Upon arriving in Medicine Bow I was struck by its sparse, barren landscape, wind, and intense, western afternoon light. Long, coal and cattle-laden freight trains regularly tear through the town’s center at full speed as I prowl around the tracks. Sometimes when visiting a new place surrounded by such emptiness there’s a mild reservation about leaving the imagined security of whatever semblance of civilization there is – and striking out alone into the void. With minimal maps and no real idea what lay out there I check the fuel gauge and tires, listen to the car carefully for any indication of malfunction and make sure a little food and water are close at hand.

Medicine Bow, Wyoming (2016)
Medicine Bow, Wyoming (2016)

On this most recent trip the emptiness is tempered by the presence of our one year old chocolate lab Tecla. As the sun begins to sink I start the car. 4 mule deer amble across the dirt road in front of me. Tecla erupts in the back seat, bouncing back and forth from passenger to driver side angrily barking at these large, four-legged invaders. Though the windows are up they glance briefly at the car, assess the threat, then pick up the pace as the rail road crossing sounds yet again. I drop the car into drive and head into the late, windy afternoon.

Lincoln Highway designation sign, Medicine Bow, Wyoming (2016)
Lincoln Highway designation sign, Medicine Bow, Wyoming (2016)

Coming home that night, topping the snowy pass separating Wyoming from Colorado the headlights catch a large, still shape sprawled across the road. It’s a deer. She’s been hit and killed and lay still, alone in the night. I stop. At the top of the cold, foggy pass visibility is low and I sit for a moment in the dark car deliberating. If another car hits her it’ll surely create problems for everyone. Tecla wakes up in the front seat and looks at me as I open the door and step into the night.

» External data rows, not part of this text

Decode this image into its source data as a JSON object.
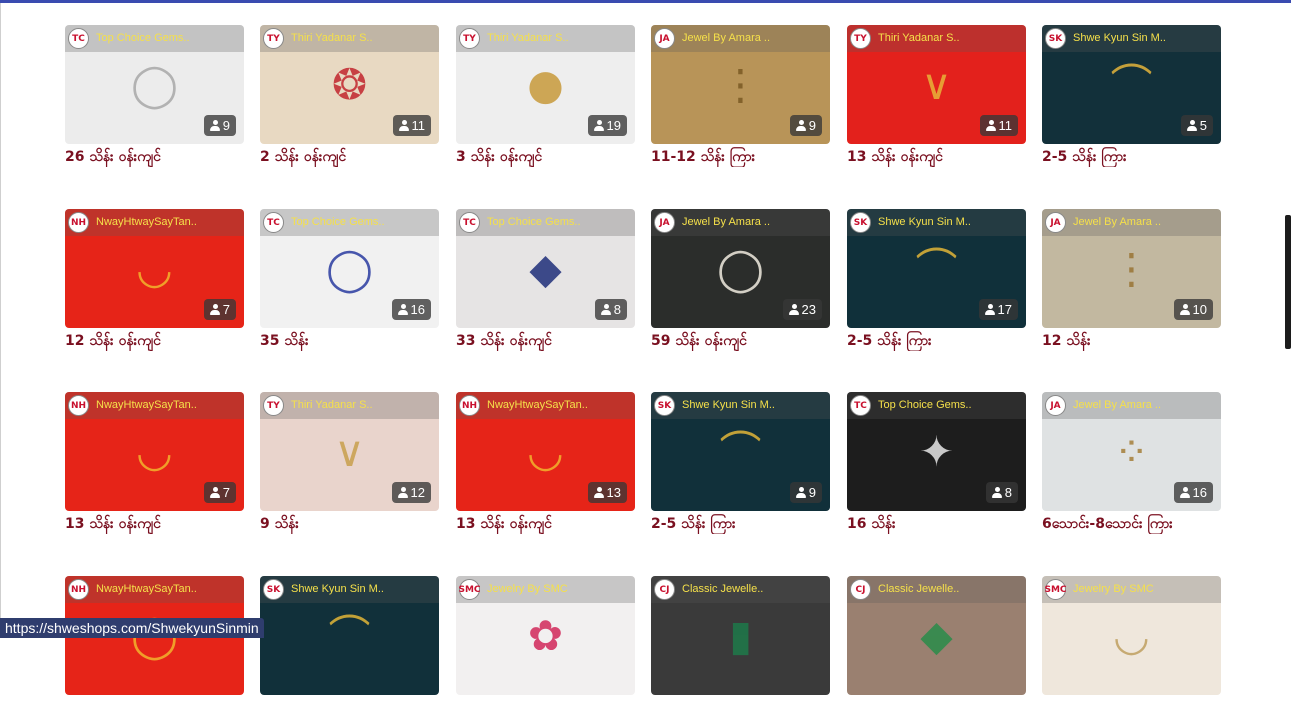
{
  "status_url": "https://shweshops.com/ShwekyunSinmin",
  "colors": {
    "accent_bar": "#3a4bb0",
    "title_text": "#7a1020",
    "shop_text": "#f5e04a"
  },
  "products": [
    {
      "shop": "Top Choice Gems..",
      "logo": "TC",
      "title": "26 သိန်း ဝန်းကျင်",
      "count": "9",
      "bg": "#ececec",
      "fg": "#a8a8a8",
      "glyph": "◯"
    },
    {
      "shop": "Thiri Yadanar S..",
      "logo": "TY",
      "title": "2 သိန်း ဝန်းကျင်",
      "count": "11",
      "bg": "#e8d9c2",
      "fg": "#c2262d",
      "glyph": "❂"
    },
    {
      "shop": "Thiri Yadanar S..",
      "logo": "TY",
      "title": "3 သိန်း ဝန်းကျင်",
      "count": "19",
      "bg": "#eeeeee",
      "fg": "#c89a3b",
      "glyph": "●"
    },
    {
      "shop": "Jewel By Amara ..",
      "logo": "JA",
      "title": "11-12 သိန်း ကြား",
      "count": "9",
      "bg": "#b89458",
      "fg": "#7a5a24",
      "glyph": "⋮"
    },
    {
      "shop": "Thiri Yadanar S..",
      "logo": "TY",
      "title": "13 သိန်း ဝန်းကျင်",
      "count": "11",
      "bg": "#e3211c",
      "fg": "#e8b339",
      "glyph": "∨"
    },
    {
      "shop": "Shwe Kyun Sin M..",
      "logo": "SK",
      "title": "2-5 သိန်း ကြား",
      "count": "5",
      "bg": "#12303a",
      "fg": "#e4b43a",
      "glyph": "⌒"
    },
    {
      "shop": "NwayHtwaySayTan..",
      "logo": "NH",
      "title": "12 သိန်း ဝန်းကျင်",
      "count": "7",
      "bg": "#e62418",
      "fg": "#f2b42c",
      "glyph": "◡"
    },
    {
      "shop": "Top Choice Gems..",
      "logo": "TC",
      "title": "35 သိန်း",
      "count": "16",
      "bg": "#f1f1f1",
      "fg": "#2a3ba0",
      "glyph": "◯"
    },
    {
      "shop": "Top Choice Gems..",
      "logo": "TC",
      "title": "33 သိန်း ဝန်းကျင်",
      "count": "8",
      "bg": "#e6e4e4",
      "fg": "#1f2f7a",
      "glyph": "◆"
    },
    {
      "shop": "Jewel By Amara ..",
      "logo": "JA",
      "title": "59 သိန်း ဝန်းကျင်",
      "count": "23",
      "bg": "#2b2d2b",
      "fg": "#f1ece0",
      "glyph": "◯"
    },
    {
      "shop": "Shwe Kyun Sin M..",
      "logo": "SK",
      "title": "2-5 သိန်း ကြား",
      "count": "17",
      "bg": "#10303a",
      "fg": "#e2b538",
      "glyph": "⌒"
    },
    {
      "shop": "Jewel By Amara ..",
      "logo": "JA",
      "title": "12 သိန်း",
      "count": "10",
      "bg": "#c2b8a0",
      "fg": "#9a7434",
      "glyph": "⋮"
    },
    {
      "shop": "NwayHtwaySayTan..",
      "logo": "NH",
      "title": "13 သိန်း ဝန်းကျင်",
      "count": "7",
      "bg": "#e62418",
      "fg": "#f2b42c",
      "glyph": "◡"
    },
    {
      "shop": "Thiri Yadanar S..",
      "logo": "TY",
      "title": "9 သိန်း",
      "count": "12",
      "bg": "#e9d4cc",
      "fg": "#c9a04c",
      "glyph": "∨"
    },
    {
      "shop": "NwayHtwaySayTan..",
      "logo": "NH",
      "title": "13 သိန်း ဝန်းကျင်",
      "count": "13",
      "bg": "#e62418",
      "fg": "#f2b42c",
      "glyph": "◡"
    },
    {
      "shop": "Shwe Kyun Sin M..",
      "logo": "SK",
      "title": "2-5 သိန်း ကြား",
      "count": "9",
      "bg": "#11303a",
      "fg": "#e2b538",
      "glyph": "⌒"
    },
    {
      "shop": "Top Choice Gems..",
      "logo": "TC",
      "title": "16 သိန်း",
      "count": "8",
      "bg": "#1d1d1d",
      "fg": "#e8e8e8",
      "glyph": "✦"
    },
    {
      "shop": "Jewel By Amara ..",
      "logo": "JA",
      "title": "6သောင်း-8သောင်း ကြား",
      "count": "16",
      "bg": "#dfe2e3",
      "fg": "#a57f3a",
      "glyph": "⁘"
    },
    {
      "shop": "NwayHtwaySayTan..",
      "logo": "NH",
      "title": "",
      "count": "",
      "bg": "#e62418",
      "fg": "#f2b42c",
      "glyph": "◯"
    },
    {
      "shop": "Shwe Kyun Sin M..",
      "logo": "SK",
      "title": "",
      "count": "",
      "bg": "#11303a",
      "fg": "#e2b538",
      "glyph": "⌒"
    },
    {
      "shop": "Jewelry By SMC",
      "logo": "SMC",
      "title": "",
      "count": "",
      "bg": "#f2f0f0",
      "fg": "#d2285a",
      "glyph": "✿"
    },
    {
      "shop": "Classic Jewelle..",
      "logo": "CJ",
      "title": "",
      "count": "",
      "bg": "#3a3a3a",
      "fg": "#1e7a4a",
      "glyph": "▮"
    },
    {
      "shop": "Classic Jewelle..",
      "logo": "CJ",
      "title": "",
      "count": "",
      "bg": "#9a8070",
      "fg": "#2a8c4a",
      "glyph": "◆"
    },
    {
      "shop": "Jewelry By SMC",
      "logo": "SMC",
      "title": "",
      "count": "",
      "bg": "#efe7dc",
      "fg": "#bfa060",
      "glyph": "◡"
    }
  ]
}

I grab the doe by the front legs and drag her across the road. She’s heavier than anticipated. ‘I’m so sorry, sweetheart’ I say as her head arcs back and the friction of the blacktop tries to prevent us from our task. The hair on her legs above her hooves is wet and my bare hands slip, then grab tighter. Leather gloves  are somewhere in the car but I couldn’t risk the time to find them. A trail of blood is left behind on the road pointing to where she lay, and a large, round organ the size of a small beach ball that’s been dislodged, sitting in the road like a rock cairn on a hiking trail.

When I climb back in the car Tecla is awake and smells the dead animals’ scent on my hands. She aggressively sniffs and licks as one arm shoes her away, while the other searches the console for something to clean up with. There’s nothing. I drive 20 minutes down the pass and stop at Ted’s Place for a $2 bottle of hand sanitizer, then wipe down the steering wheel. This is life in Colorado and Wyoming, I think to myself – knowing I can’t share the event with my wife. “How was your trip,” she’ll say as I walk in, hungry and tired of being in the car. “Good. Really good.” And leave it at that.

Medicine Bow, Wyoming (2016)
Medicine Bow, Wyoming (2016)
Medicine Bow, Wyoming (2016)
Medicine Bow, Wyoming (2016)
Medicine Bow, Wyoming (2016)
Medicine Bow, Wyoming (2016)
Lincoln Highway Garage, Medicine Bow, Wyoming (2016)
Lincoln Highway Garage, Medicine Bow, Wyoming (2016)
Medicine Bow, Wyoming (2016)
Medicine Bow, Wyoming (2016)
Medicine Bow, Wyoming (2016)
Medicine Bow, Wyoming (2016)
Medicine Bow, Wyoming (2016)
Medicine Bow, Wyoming (2016)
Medicine Bow, Wyoming (2016)
Medicine Bow, Wyoming (2016)